■ **WORK ORDER**: Every record, from first to last, should be written out again exactly.

■ **TASK MATERIAL**:
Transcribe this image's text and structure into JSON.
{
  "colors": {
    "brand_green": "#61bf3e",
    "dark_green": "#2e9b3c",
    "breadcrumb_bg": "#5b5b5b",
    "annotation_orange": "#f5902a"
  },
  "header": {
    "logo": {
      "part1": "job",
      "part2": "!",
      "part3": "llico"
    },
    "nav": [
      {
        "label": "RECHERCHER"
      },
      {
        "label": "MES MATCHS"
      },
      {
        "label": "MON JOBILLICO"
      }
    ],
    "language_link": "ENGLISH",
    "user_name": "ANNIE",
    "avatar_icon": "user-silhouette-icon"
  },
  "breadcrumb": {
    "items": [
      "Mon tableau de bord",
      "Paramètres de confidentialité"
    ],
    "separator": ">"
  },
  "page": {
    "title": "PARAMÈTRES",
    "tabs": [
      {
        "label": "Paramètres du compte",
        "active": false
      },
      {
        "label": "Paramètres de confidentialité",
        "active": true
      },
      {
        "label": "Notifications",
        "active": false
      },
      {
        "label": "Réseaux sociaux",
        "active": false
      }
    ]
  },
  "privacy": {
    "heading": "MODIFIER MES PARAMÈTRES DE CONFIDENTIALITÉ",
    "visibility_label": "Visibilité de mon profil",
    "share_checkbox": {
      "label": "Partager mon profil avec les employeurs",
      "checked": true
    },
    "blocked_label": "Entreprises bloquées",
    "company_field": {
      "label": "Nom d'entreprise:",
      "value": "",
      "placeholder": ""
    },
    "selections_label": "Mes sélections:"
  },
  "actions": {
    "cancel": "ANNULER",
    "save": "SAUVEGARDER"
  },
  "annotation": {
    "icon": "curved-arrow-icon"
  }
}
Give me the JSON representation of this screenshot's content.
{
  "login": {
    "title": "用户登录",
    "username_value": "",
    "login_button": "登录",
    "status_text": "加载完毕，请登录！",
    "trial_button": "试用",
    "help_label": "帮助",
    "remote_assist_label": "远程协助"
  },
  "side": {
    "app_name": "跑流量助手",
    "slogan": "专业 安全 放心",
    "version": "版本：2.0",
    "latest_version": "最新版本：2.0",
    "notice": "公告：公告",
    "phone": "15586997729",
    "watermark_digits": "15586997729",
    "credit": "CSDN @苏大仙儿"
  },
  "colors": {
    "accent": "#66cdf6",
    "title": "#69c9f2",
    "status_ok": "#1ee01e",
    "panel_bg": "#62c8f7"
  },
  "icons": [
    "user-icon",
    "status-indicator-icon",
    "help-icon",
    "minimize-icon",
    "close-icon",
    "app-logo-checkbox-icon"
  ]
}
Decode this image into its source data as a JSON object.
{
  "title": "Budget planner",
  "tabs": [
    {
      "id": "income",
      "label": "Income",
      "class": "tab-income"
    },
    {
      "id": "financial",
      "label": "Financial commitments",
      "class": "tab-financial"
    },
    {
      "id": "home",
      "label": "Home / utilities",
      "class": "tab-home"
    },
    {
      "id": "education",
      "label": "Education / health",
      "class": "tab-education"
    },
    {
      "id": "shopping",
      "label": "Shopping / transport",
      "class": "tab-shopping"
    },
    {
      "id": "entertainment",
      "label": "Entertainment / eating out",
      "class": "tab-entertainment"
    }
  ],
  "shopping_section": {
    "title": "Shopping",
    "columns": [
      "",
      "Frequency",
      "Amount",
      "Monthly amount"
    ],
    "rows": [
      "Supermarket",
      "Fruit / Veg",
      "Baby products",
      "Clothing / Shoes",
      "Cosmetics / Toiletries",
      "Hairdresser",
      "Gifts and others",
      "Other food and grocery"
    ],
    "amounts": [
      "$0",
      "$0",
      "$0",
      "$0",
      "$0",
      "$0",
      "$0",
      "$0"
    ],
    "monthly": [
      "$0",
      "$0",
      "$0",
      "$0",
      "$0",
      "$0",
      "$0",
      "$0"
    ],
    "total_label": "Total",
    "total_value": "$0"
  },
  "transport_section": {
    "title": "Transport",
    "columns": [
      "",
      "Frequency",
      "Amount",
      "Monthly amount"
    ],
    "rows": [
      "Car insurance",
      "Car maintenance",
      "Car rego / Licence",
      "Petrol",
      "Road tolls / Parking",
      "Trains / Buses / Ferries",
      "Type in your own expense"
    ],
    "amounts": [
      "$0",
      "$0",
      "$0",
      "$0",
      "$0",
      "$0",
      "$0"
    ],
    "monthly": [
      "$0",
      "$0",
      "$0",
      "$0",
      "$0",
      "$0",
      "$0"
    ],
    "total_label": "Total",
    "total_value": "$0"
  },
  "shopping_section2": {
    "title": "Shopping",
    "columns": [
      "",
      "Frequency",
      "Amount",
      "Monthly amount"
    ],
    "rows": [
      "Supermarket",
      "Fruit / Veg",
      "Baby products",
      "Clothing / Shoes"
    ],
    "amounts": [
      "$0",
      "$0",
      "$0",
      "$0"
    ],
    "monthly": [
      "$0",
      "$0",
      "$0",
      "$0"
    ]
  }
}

■ **REPLY**:
Transcribe this image's text and structure into JSON.
{
  "colors": {
    "brand_green": "#61bf3e",
    "dark_green": "#2e9b3c",
    "breadcrumb_bg": "#5b5b5b",
    "annotation_orange": "#f5902a"
  },
  "header": {
    "logo": {
      "part1": "job",
      "part2": "!",
      "part3": "llico"
    },
    "nav": [
      {
        "label": "RECHERCHER"
      },
      {
        "label": "MES MATCHS"
      },
      {
        "label": "MON JOBILLICO"
      }
    ],
    "language_link": "ENGLISH",
    "user_name": "ANNIE",
    "avatar_icon": "user-silhouette-icon"
  },
  "breadcrumb": {
    "items": [
      "Mon tableau de bord",
      "Paramètres de confidentialité"
    ],
    "separator": ">"
  },
  "page": {
    "title": "PARAMÈTRES",
    "tabs": [
      {
        "label": "Paramètres du compte",
        "active": false
      },
      {
        "label": "Paramètres de confidentialité",
        "active": true
      },
      {
        "label": "Notifications",
        "active": false
      },
      {
        "label": "Réseaux sociaux",
        "active": false
      }
    ]
  },
  "privacy": {
    "heading": "MODIFIER MES PARAMÈTRES DE CONFIDENTIALITÉ",
    "visibility_label": "Visibilité de mon profil",
    "share_checkbox": {
      "label": "Partager mon profil avec les employeurs",
      "checked": true
    },
    "blocked_label": "Entreprises bloquées",
    "company_field": {
      "label": "Nom d'entreprise:",
      "value": "",
      "placeholder": ""
    },
    "selections_label": "Mes sélections:"
  },
  "actions": {
    "cancel": "ANNULER",
    "save": "SAUVEGARDER"
  },
  "annotation": {
    "icon": "curved-arrow-icon"
  }
}
Give me the JSON representation of this screenshot's content.
{
  "login": {
    "title": "用户登录",
    "username_value": "",
    "login_button": "登录",
    "status_text": "加载完毕，请登录！",
    "trial_button": "试用",
    "help_label": "帮助",
    "remote_assist_label": "远程协助"
  },
  "side": {
    "app_name": "跑流量助手",
    "slogan": "专业 安全 放心",
    "version": "版本：2.0",
    "latest_version": "最新版本：2.0",
    "notice": "公告：公告",
    "phone": "15586997729",
    "watermark_digits": "15586997729",
    "credit": "CSDN @苏大仙儿"
  },
  "colors": {
    "accent": "#66cdf6",
    "title": "#69c9f2",
    "status_ok": "#1ee01e",
    "panel_bg": "#62c8f7"
  },
  "icons": [
    "user-icon",
    "status-indicator-icon",
    "help-icon",
    "minimize-icon",
    "close-icon",
    "app-logo-checkbox-icon"
  ]
}
Decode this image into its source data as a JSON object.
{
  "title": "Budget planner",
  "tabs": [
    {
      "id": "income",
      "label": "Income",
      "class": "tab-income"
    },
    {
      "id": "financial",
      "label": "Financial commitments",
      "class": "tab-financial"
    },
    {
      "id": "home",
      "label": "Home / utilities",
      "class": "tab-home"
    },
    {
      "id": "education",
      "label": "Education / health",
      "class": "tab-education"
    },
    {
      "id": "shopping",
      "label": "Shopping / transport",
      "class": "tab-shopping"
    },
    {
      "id": "entertainment",
      "label": "Entertainment / eating out",
      "class": "tab-entertainment"
    }
  ],
  "shopping_section": {
    "title": "Shopping",
    "columns": [
      "",
      "Frequency",
      "Amount",
      "Monthly amount"
    ],
    "rows": [
      "Supermarket",
      "Fruit / Veg",
      "Baby products",
      "Clothing / Shoes",
      "Cosmetics / Toiletries",
      "Hairdresser",
      "Gifts and others",
      "Other food and grocery"
    ],
    "amounts": [
      "$0",
      "$0",
      "$0",
      "$0",
      "$0",
      "$0",
      "$0",
      "$0"
    ],
    "monthly": [
      "$0",
      "$0",
      "$0",
      "$0",
      "$0",
      "$0",
      "$0",
      "$0"
    ],
    "total_label": "Total",
    "total_value": "$0"
  },
  "transport_section": {
    "title": "Transport",
    "columns": [
      "",
      "Frequency",
      "Amount",
      "Monthly amount"
    ],
    "rows": [
      "Car insurance",
      "Car maintenance",
      "Car rego / Licence",
      "Petrol",
      "Road tolls / Parking",
      "Trains / Buses / Ferries",
      "Type in your own expense"
    ],
    "amounts": [
      "$0",
      "$0",
      "$0",
      "$0",
      "$0",
      "$0",
      "$0"
    ],
    "monthly": [
      "$0",
      "$0",
      "$0",
      "$0",
      "$0",
      "$0",
      "$0"
    ],
    "total_label": "Total",
    "total_value": "$0"
  },
  "shopping_section2": {
    "title": "Shopping",
    "columns": [
      "",
      "Frequency",
      "Amount",
      "Monthly amount"
    ],
    "rows": [
      "Supermarket",
      "Fruit / Veg",
      "Baby products",
      "Clothing / Shoes"
    ],
    "amounts": [
      "$0",
      "$0",
      "$0",
      "$0"
    ],
    "monthly": [
      "$0",
      "$0",
      "$0",
      "$0"
    ]
  }
}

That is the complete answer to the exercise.